Even President Barack Obama had made a cardinal deviation from the old style of diplomacy. 2014 was the 70th anniversary of the Normandy Landing. Obama and others were hosted by the French President Francois Hollande. Obama refused to sit for dinner at the same table as Putin. (Putin had annexed Crimea.) The host was compelled to eat two dinners that evening.

Obama deviated unwisely from diplomacy. It is the cardinal rule of diplomacy that you deal with the person in office whether you love or hate that person. You speak in private as tough as needed.

Let us come nearer home. When India took the hard line with Pakistan saying that there would not be any talks till India is satisfied that Pakistan had stopped sending terrorists to India, that reminded me of the Obama line towards Putin in Paris. Fortunately, India has changed that policy. I was personally rather intrigued that India needed the U.A.E. to mediate with Pakistan. Was it necessary or, even desirable?

The recent protest note sent by the Indian Deputy High Commissioner to an Australian daily was avoidable. The language used was undiplomatic. Of course, the daily had used rather colorful language. A good diplomat does not get provoked.

The purpose of diplomacy is to persuade the other to accept your point of view. If one starts being aggressive, one ceases to be persuasive. The DHC could have asked the editor for a drink or a meal and put across the Indian point of view and then sent a letter or, better still, sent an article.

I was amused and upset alike to see the twitter war between the External Affairs Minister and Dr. Jairam Ramesh. The New Zeeland mission urgently needed oxygen. The Youth Congress delivered it, and predictably let the world know that it had done it. The Ministry of External Affairs need not have taken note of it in a manner giving the matter such wide publicity.

Incidentally, the New Zealand High Commission did not break diplomatic protocol in accepting and paying for oxygen delivered to it. It is only when a mission imports alcohol and other such items from abroad that Protocol’s clearance is required at the customs. Suppose there is shortage of sugar. Is the diplomatic mission obliged to approach Protocol? Technically, it is entitled to seek assistance. It is not obliged.

However, New Zealand’s Prime Minister Jacinda Ardern handled the matter with admirable diplomatic finesse. She said that her High Commission had apologized to the Indian Ministry of External Affairs, adding that the oxygen was urgently required.

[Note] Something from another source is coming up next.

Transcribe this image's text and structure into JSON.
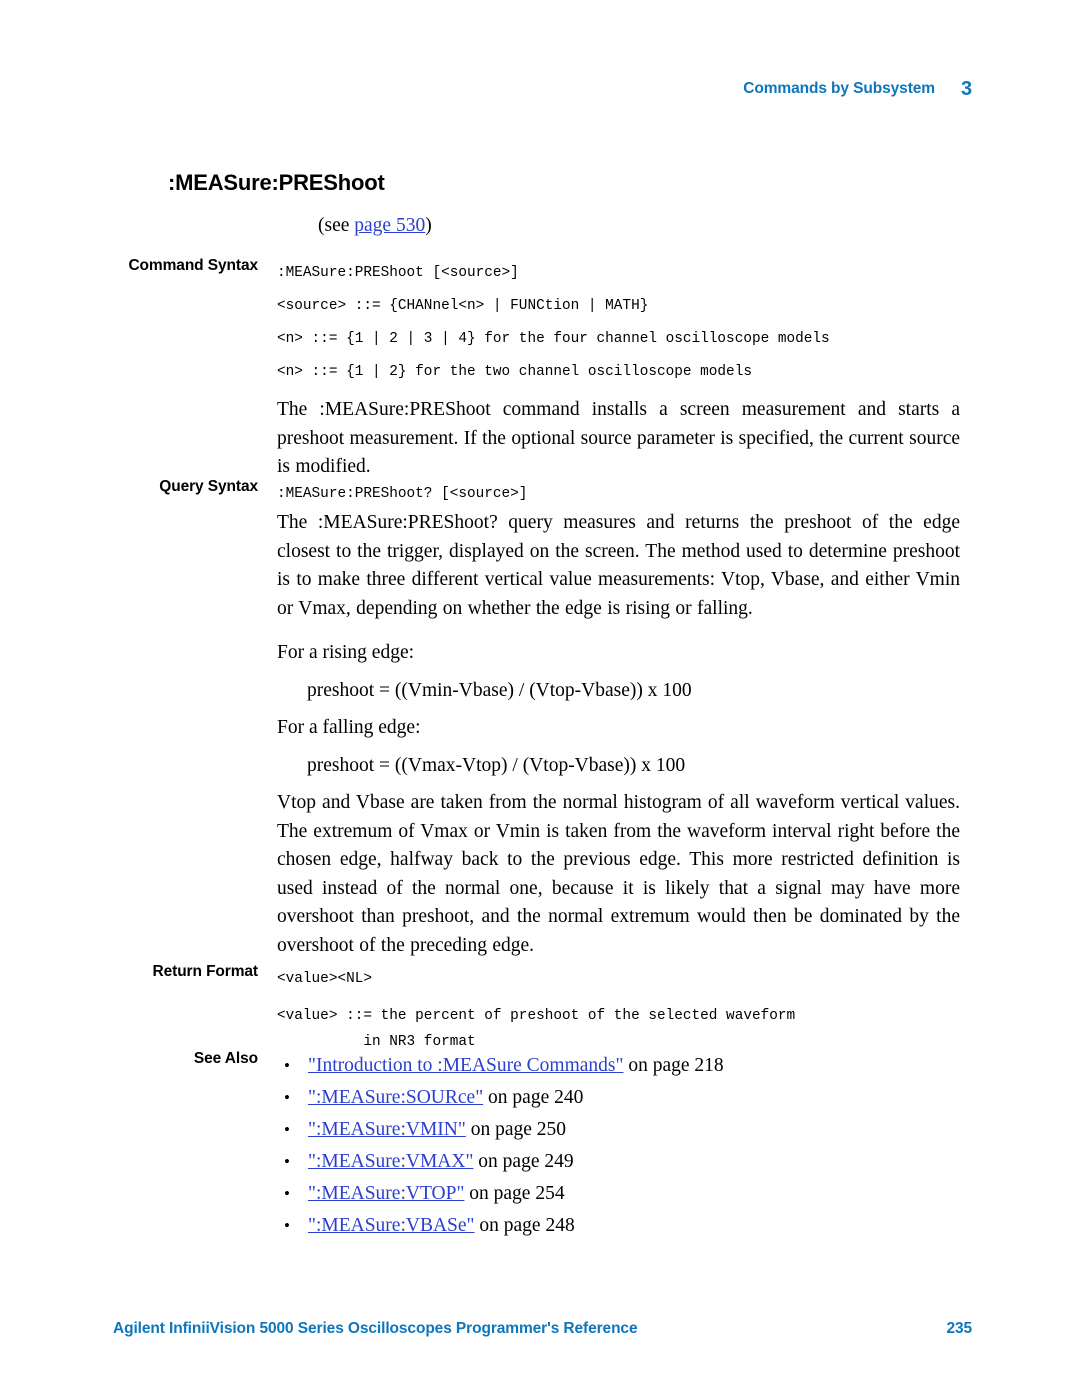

The MEA has now firmed up arrangements to assist the diplomatic missions in such emergencies.

Ambassador K P Fabian served the Indian Foreign Service from 1964 to 2000. Currently, he is Distinguished Fellow at Symbiosis University.